(Provided material Opens)

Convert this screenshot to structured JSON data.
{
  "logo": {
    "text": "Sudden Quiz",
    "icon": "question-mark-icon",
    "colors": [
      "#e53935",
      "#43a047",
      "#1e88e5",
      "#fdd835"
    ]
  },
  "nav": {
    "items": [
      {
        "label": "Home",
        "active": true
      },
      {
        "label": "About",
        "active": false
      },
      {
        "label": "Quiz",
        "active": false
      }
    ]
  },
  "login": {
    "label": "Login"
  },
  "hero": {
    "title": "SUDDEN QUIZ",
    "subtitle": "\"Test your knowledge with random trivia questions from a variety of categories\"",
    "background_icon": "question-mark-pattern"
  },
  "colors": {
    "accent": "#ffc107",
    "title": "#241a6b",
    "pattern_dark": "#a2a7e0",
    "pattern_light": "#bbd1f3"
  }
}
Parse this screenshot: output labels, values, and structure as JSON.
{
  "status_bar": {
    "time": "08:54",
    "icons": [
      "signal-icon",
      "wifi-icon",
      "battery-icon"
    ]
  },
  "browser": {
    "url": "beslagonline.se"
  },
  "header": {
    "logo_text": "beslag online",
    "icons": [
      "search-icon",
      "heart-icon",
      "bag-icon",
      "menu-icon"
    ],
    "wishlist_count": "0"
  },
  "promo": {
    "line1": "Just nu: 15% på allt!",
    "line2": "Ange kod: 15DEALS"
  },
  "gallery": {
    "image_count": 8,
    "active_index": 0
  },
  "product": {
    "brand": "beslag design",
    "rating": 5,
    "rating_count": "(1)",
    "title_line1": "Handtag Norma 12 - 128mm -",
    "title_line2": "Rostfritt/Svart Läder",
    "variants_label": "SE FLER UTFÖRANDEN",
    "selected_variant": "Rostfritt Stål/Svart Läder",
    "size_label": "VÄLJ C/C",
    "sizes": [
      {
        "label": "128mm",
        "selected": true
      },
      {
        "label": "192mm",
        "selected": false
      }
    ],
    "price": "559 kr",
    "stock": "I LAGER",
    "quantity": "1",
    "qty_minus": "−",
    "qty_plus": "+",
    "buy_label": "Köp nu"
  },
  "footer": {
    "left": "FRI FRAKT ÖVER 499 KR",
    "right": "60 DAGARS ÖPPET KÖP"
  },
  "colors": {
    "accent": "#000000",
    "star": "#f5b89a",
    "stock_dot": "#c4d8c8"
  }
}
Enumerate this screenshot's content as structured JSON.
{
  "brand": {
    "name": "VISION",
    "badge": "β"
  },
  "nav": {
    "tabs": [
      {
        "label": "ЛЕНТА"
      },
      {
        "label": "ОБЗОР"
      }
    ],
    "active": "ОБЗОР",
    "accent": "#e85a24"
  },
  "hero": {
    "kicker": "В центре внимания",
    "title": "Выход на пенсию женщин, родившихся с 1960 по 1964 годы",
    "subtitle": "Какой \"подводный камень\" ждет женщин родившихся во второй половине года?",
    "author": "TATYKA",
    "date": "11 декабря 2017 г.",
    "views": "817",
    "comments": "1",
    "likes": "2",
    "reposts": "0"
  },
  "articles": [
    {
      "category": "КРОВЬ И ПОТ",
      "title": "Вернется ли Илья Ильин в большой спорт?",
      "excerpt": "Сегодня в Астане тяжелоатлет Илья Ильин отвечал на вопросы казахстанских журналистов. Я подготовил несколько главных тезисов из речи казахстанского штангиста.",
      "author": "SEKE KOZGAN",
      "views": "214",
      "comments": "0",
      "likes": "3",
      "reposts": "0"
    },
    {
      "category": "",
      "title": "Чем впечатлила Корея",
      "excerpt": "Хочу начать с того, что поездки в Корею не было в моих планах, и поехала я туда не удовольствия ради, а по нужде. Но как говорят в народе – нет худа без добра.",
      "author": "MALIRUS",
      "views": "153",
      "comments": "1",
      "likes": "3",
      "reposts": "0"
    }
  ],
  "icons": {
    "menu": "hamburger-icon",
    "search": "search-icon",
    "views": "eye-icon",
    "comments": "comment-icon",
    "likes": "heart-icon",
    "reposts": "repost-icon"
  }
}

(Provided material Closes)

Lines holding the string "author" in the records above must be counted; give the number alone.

3